§ **WORK ORDER**
I need the number of lines in the listing below that include the string "icons", and only that number.

*** Opening of EXERCISE MATERIALS ***

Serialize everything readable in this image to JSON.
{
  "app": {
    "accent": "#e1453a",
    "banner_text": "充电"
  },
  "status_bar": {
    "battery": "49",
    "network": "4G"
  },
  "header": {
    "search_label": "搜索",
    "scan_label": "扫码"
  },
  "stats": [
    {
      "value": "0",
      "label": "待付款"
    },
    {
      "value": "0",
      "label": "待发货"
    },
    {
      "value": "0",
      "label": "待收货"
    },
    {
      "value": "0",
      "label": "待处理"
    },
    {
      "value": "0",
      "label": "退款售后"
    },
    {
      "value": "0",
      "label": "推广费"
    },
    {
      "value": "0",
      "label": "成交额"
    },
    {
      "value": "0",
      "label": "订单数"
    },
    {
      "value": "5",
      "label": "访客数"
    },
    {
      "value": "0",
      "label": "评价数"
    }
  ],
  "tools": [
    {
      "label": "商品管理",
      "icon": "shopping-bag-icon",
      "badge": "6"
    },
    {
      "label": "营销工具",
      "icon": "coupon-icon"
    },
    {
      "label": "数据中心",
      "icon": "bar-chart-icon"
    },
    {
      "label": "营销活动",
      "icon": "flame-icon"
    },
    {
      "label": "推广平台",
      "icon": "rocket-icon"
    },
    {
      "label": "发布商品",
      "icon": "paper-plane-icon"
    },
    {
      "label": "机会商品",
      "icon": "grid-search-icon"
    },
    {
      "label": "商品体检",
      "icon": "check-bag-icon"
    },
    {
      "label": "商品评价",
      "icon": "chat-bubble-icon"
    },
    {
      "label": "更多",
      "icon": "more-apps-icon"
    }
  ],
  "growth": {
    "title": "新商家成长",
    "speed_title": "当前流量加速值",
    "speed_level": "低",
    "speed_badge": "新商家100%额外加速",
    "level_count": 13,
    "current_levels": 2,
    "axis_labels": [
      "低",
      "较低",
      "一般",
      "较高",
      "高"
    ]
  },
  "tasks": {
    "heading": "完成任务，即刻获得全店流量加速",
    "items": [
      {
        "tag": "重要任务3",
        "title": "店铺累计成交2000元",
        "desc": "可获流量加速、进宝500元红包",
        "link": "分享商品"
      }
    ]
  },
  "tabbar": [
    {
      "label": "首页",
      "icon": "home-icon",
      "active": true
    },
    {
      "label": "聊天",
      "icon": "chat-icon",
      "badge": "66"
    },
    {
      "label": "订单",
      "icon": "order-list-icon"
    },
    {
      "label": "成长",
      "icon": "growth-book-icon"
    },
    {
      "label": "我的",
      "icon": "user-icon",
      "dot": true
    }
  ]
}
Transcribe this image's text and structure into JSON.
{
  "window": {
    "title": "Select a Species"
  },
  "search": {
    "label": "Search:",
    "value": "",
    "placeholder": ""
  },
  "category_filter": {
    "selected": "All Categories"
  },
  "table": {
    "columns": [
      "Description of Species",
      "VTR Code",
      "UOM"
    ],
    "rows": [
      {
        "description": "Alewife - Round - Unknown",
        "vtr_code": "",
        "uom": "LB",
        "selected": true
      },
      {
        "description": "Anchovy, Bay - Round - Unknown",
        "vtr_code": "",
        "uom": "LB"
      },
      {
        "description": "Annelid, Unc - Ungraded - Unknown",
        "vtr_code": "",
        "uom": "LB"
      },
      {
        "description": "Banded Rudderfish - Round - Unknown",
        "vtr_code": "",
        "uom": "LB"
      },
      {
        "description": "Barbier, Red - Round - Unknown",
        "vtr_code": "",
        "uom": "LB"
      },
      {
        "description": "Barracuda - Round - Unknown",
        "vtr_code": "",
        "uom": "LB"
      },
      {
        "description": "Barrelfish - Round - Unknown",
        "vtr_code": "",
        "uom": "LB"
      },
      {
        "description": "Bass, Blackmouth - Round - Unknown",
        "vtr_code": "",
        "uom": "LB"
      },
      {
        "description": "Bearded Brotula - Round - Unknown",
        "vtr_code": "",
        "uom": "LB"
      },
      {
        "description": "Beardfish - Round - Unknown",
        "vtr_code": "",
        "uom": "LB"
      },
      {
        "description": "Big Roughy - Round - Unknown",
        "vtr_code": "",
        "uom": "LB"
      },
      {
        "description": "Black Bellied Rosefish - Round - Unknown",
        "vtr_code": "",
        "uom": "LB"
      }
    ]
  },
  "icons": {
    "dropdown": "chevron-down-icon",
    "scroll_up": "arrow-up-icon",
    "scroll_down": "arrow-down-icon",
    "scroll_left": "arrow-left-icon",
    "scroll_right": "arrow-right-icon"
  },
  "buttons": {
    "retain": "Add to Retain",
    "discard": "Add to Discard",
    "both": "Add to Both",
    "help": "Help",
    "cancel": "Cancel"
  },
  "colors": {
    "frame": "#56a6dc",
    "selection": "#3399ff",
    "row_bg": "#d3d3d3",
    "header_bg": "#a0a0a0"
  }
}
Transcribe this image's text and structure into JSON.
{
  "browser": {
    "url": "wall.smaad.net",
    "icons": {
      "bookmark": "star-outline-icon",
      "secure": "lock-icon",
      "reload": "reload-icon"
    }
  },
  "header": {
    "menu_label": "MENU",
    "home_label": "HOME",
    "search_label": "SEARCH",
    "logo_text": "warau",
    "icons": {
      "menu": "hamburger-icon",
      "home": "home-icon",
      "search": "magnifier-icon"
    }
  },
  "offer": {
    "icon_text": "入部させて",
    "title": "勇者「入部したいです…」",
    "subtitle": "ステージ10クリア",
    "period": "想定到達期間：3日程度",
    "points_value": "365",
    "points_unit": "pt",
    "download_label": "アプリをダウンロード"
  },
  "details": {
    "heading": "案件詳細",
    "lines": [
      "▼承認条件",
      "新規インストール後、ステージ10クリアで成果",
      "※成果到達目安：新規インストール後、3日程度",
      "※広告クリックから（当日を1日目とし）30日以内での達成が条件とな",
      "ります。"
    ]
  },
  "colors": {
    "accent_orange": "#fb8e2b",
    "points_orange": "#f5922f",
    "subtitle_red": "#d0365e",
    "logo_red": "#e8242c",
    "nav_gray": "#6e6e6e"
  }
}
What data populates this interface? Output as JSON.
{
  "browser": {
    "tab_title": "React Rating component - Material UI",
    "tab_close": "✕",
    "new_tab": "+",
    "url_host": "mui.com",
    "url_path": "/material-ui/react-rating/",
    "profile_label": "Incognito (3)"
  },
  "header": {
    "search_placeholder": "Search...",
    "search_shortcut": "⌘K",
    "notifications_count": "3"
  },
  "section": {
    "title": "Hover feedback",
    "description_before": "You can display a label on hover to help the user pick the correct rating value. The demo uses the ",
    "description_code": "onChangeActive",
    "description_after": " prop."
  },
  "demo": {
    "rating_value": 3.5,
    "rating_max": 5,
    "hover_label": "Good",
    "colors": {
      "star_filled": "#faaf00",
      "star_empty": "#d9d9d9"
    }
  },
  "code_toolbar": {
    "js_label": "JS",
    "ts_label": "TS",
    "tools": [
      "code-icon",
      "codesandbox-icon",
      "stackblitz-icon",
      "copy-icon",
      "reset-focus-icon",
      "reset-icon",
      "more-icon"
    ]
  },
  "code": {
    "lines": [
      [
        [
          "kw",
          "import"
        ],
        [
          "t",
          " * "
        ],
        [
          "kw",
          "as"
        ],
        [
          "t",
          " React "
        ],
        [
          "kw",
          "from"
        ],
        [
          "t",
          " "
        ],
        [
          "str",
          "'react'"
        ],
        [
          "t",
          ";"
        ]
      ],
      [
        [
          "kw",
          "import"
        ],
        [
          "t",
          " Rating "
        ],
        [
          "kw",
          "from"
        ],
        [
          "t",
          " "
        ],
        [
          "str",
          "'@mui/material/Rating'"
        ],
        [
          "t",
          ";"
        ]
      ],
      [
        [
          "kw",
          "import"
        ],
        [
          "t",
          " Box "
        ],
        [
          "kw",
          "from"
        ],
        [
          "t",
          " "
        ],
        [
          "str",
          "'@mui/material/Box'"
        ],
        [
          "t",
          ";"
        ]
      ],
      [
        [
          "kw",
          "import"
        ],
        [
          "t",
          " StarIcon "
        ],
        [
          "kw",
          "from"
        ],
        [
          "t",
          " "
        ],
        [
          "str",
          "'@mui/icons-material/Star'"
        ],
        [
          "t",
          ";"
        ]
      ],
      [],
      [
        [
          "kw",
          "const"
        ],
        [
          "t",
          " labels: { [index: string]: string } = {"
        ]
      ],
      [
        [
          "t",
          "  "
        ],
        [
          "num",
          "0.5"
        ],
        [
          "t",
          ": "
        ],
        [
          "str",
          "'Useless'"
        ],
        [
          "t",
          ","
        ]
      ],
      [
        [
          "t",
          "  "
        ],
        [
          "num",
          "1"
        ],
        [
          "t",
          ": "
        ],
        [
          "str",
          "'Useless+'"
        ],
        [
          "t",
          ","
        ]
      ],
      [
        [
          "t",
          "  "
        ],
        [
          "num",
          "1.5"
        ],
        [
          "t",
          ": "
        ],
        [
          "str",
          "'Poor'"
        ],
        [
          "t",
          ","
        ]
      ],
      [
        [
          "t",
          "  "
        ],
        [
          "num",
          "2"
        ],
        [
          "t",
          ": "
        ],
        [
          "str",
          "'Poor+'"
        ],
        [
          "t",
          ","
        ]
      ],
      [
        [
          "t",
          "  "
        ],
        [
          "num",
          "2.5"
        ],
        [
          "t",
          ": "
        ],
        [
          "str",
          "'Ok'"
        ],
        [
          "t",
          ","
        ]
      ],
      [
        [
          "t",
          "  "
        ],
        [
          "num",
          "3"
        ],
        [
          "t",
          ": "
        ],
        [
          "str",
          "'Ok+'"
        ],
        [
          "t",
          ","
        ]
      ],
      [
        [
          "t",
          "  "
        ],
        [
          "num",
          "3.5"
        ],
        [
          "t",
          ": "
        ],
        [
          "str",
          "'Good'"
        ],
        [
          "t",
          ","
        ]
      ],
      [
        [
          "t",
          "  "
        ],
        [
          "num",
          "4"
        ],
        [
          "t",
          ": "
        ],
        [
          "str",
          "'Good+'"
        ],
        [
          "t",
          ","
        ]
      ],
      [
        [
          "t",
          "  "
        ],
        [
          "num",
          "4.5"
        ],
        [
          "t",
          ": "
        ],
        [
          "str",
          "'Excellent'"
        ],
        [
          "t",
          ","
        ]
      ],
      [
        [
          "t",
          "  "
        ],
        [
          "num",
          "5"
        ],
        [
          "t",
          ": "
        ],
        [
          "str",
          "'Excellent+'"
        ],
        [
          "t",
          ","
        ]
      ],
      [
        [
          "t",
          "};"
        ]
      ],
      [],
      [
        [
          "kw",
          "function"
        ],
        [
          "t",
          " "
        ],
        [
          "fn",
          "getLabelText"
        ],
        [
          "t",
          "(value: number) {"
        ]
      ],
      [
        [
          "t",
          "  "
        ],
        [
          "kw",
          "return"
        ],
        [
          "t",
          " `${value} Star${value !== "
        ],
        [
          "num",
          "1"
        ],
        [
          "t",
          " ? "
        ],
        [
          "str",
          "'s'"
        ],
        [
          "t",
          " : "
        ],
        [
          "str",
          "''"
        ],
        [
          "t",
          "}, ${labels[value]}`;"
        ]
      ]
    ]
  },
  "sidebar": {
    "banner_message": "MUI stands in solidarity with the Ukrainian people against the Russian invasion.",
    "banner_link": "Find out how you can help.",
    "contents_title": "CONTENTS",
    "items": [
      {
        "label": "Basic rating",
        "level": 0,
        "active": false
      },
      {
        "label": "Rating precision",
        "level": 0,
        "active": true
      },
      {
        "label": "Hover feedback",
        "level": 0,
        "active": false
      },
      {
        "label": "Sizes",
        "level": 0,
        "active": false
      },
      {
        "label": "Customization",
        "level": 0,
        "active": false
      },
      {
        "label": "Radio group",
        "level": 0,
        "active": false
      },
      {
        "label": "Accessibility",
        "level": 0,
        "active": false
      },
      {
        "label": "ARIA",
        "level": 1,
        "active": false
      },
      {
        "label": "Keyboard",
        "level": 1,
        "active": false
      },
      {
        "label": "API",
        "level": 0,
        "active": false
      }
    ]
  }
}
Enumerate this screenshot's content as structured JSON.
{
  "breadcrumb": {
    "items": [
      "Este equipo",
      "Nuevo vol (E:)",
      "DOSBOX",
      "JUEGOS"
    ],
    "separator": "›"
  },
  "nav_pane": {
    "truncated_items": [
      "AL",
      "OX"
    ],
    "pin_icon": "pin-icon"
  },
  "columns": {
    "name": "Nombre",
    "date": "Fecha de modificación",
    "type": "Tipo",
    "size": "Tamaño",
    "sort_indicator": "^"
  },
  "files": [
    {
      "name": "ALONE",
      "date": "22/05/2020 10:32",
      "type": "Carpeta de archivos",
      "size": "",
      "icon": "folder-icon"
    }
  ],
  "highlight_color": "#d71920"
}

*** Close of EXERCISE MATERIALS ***

§ **PROBLEM SOLUTION**
4